TASK ITEM —
Send back the data below exactly. Drop every picture.

Entries from a dataset of interfaces:
==================================================

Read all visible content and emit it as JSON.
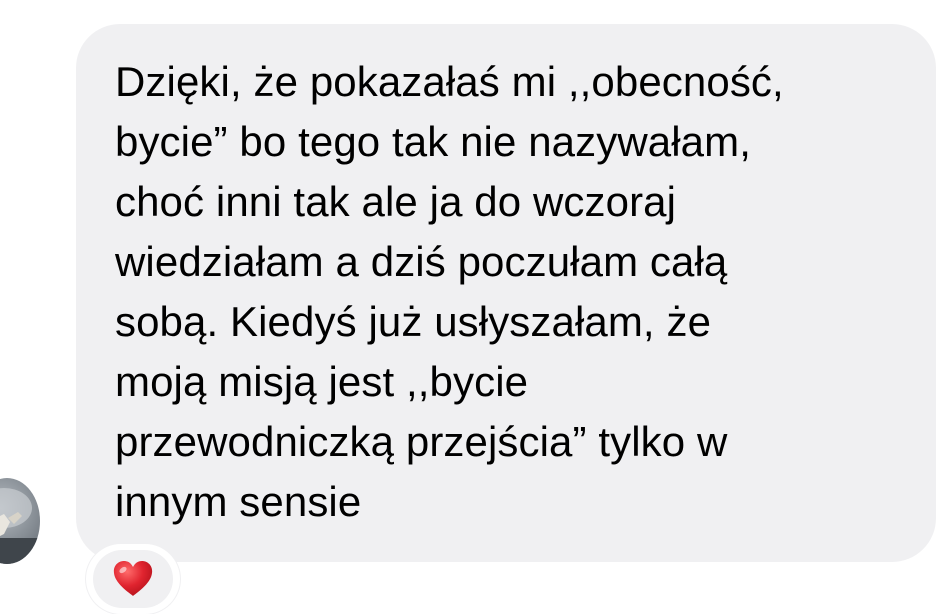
{
  "message": {
    "text": "Dzięki, że pokazałaś mi ,,obecność,\nbycie” bo tego tak nie nazywałam,\nchoć inni tak ale ja do wczoraj\nwiedziałam a dziś poczułam całą\nsobą. Kiedyś już usłyszałam, że\nmoją misją jest ,,bycie\nprzewodniczką przejścia” tylko w\ninnym sensie",
    "bubble_color": "#f0f0f2",
    "text_color": "#000000"
  },
  "reaction": {
    "icon": "red-heart-icon",
    "color": "#e0242f"
  },
  "sender": {
    "avatar": "avatar"
  }
}
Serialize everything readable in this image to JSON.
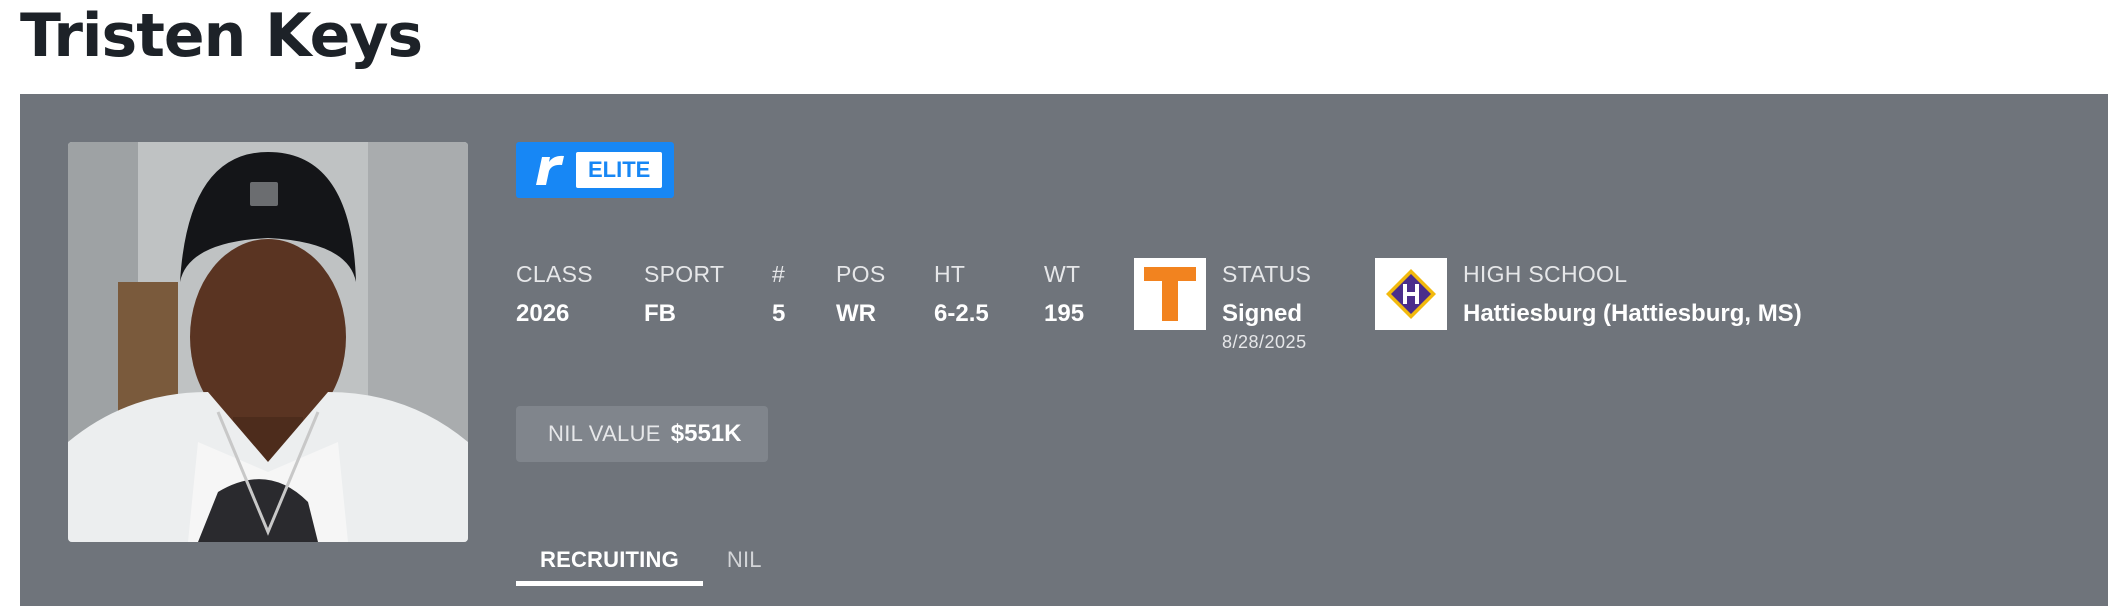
{
  "player": {
    "name": "Tristen Keys",
    "rating_badge": "ELITE",
    "photo_alt_icon": "player-photo"
  },
  "stats": [
    {
      "label": "CLASS",
      "value": "2026"
    },
    {
      "label": "SPORT",
      "value": "FB"
    },
    {
      "label": "#",
      "value": "5"
    },
    {
      "label": "POS",
      "value": "WR"
    },
    {
      "label": "HT",
      "value": "6-2.5"
    },
    {
      "label": "WT",
      "value": "195"
    }
  ],
  "status": {
    "label": "STATUS",
    "value": "Signed",
    "date": "8/28/2025",
    "school_logo_letter": "T"
  },
  "high_school": {
    "label": "HIGH SCHOOL",
    "value": "Hattiesburg (Hattiesburg, MS)",
    "logo_letter": "H"
  },
  "nil": {
    "label": "NIL VALUE",
    "value": "$551K"
  },
  "tabs": [
    {
      "label": "RECRUITING",
      "active": true
    },
    {
      "label": "NIL",
      "active": false
    }
  ],
  "colors": {
    "card_bg": "#6f747b",
    "badge_blue": "#1787f5",
    "tennessee_orange": "#f2831f",
    "hattiesburg_purple": "#4b2d8c",
    "hattiesburg_gold": "#f2b90d"
  }
}
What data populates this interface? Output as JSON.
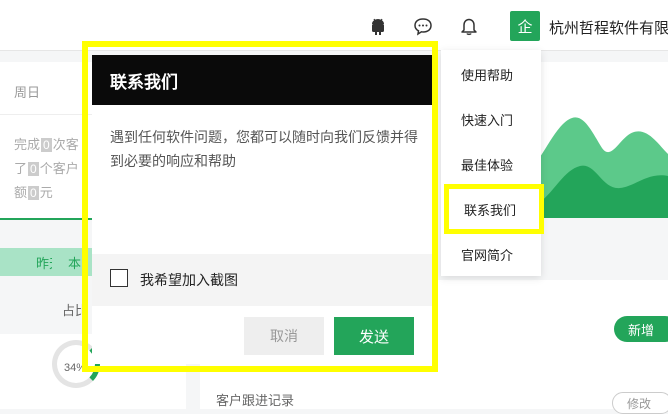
{
  "header": {
    "company_badge": "企",
    "company_name": "杭州哲程软件有限",
    "icons": [
      "android-icon",
      "chat-icon",
      "bell-icon"
    ]
  },
  "background": {
    "day_label": "周日",
    "stats": {
      "line1_prefix": "完成",
      "line1_value": "0",
      "line1_suffix": "次客",
      "line2_prefix": "了",
      "line2_value": "0",
      "line2_suffix": "个客户",
      "line3_prefix": "额",
      "line3_value": "0",
      "line3_suffix": "元"
    },
    "range_tabs": [
      "昨天",
      "本"
    ],
    "ratio_label": "占比",
    "donut_percent": "34%",
    "new_button": "新增",
    "followup_title": "客户跟进记录",
    "edit_button": "修改"
  },
  "help_menu": {
    "items": [
      "使用帮助",
      "快速入门",
      "最佳体验",
      "联系我们",
      "官网简介"
    ],
    "active_index": 3
  },
  "dialog": {
    "title": "联系我们",
    "message": "遇到任何软件问题，您都可以随时向我们反馈并得到必要的响应和帮助",
    "checkbox_label": "我希望加入截图",
    "checkbox_checked": false,
    "cancel_label": "取消",
    "send_label": "发送"
  },
  "colors": {
    "accent": "#23a55a",
    "highlight": "#ffff00",
    "dialog_header": "#0a0a0a",
    "tab_bg": "#a9e3c6"
  }
}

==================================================

EXERCISE OUTPUT —
Read all visible content and emit it as JSON.
{
  "message": {
    "text": "Dzięki, że pokazałaś mi ,,obecność,\nbycie” bo tego tak nie nazywałam,\nchoć inni tak ale ja do wczoraj\nwiedziałam a dziś poczułam całą\nsobą. Kiedyś już usłyszałam, że\nmoją misją jest ,,bycie\nprzewodniczką przejścia” tylko w\ninnym sensie",
    "bubble_color": "#f0f0f2",
    "text_color": "#000000"
  },
  "reaction": {
    "icon": "red-heart-icon",
    "color": "#e0242f"
  },
  "sender": {
    "avatar": "avatar"
  }
}
Serialize everything readable in this image to JSON.
{
  "player": {
    "name": "Tristen Keys",
    "rating_badge": "ELITE",
    "photo_alt_icon": "player-photo"
  },
  "stats": [
    {
      "label": "CLASS",
      "value": "2026"
    },
    {
      "label": "SPORT",
      "value": "FB"
    },
    {
      "label": "#",
      "value": "5"
    },
    {
      "label": "POS",
      "value": "WR"
    },
    {
      "label": "HT",
      "value": "6-2.5"
    },
    {
      "label": "WT",
      "value": "195"
    }
  ],
  "status": {
    "label": "STATUS",
    "value": "Signed",
    "date": "8/28/2025",
    "school_logo_letter": "T"
  },
  "high_school": {
    "label": "HIGH SCHOOL",
    "value": "Hattiesburg (Hattiesburg, MS)",
    "logo_letter": "H"
  },
  "nil": {
    "label": "NIL VALUE",
    "value": "$551K"
  },
  "tabs": [
    {
      "label": "RECRUITING",
      "active": true
    },
    {
      "label": "NIL",
      "active": false
    }
  ],
  "colors": {
    "card_bg": "#6f747b",
    "badge_blue": "#1787f5",
    "tennessee_orange": "#f2831f",
    "hattiesburg_purple": "#4b2d8c",
    "hattiesburg_gold": "#f2b90d"
  }
}
What data populates this interface? Output as JSON.
{
  "header": {
    "company_badge": "企",
    "company_name": "杭州哲程软件有限",
    "icons": [
      "android-icon",
      "chat-icon",
      "bell-icon"
    ]
  },
  "background": {
    "day_label": "周日",
    "stats": {
      "line1_prefix": "完成",
      "line1_value": "0",
      "line1_suffix": "次客",
      "line2_prefix": "了",
      "line2_value": "0",
      "line2_suffix": "个客户",
      "line3_prefix": "额",
      "line3_value": "0",
      "line3_suffix": "元"
    },
    "range_tabs": [
      "昨天",
      "本"
    ],
    "ratio_label": "占比",
    "donut_percent": "34%",
    "new_button": "新增",
    "followup_title": "客户跟进记录",
    "edit_button": "修改"
  },
  "help_menu": {
    "items": [
      "使用帮助",
      "快速入门",
      "最佳体验",
      "联系我们",
      "官网简介"
    ],
    "active_index": 3
  },
  "dialog": {
    "title": "联系我们",
    "message": "遇到任何软件问题，您都可以随时向我们反馈并得到必要的响应和帮助",
    "checkbox_label": "我希望加入截图",
    "checkbox_checked": false,
    "cancel_label": "取消",
    "send_label": "发送"
  },
  "colors": {
    "accent": "#23a55a",
    "highlight": "#ffff00",
    "dialog_header": "#0a0a0a",
    "tab_bg": "#a9e3c6"
  }
}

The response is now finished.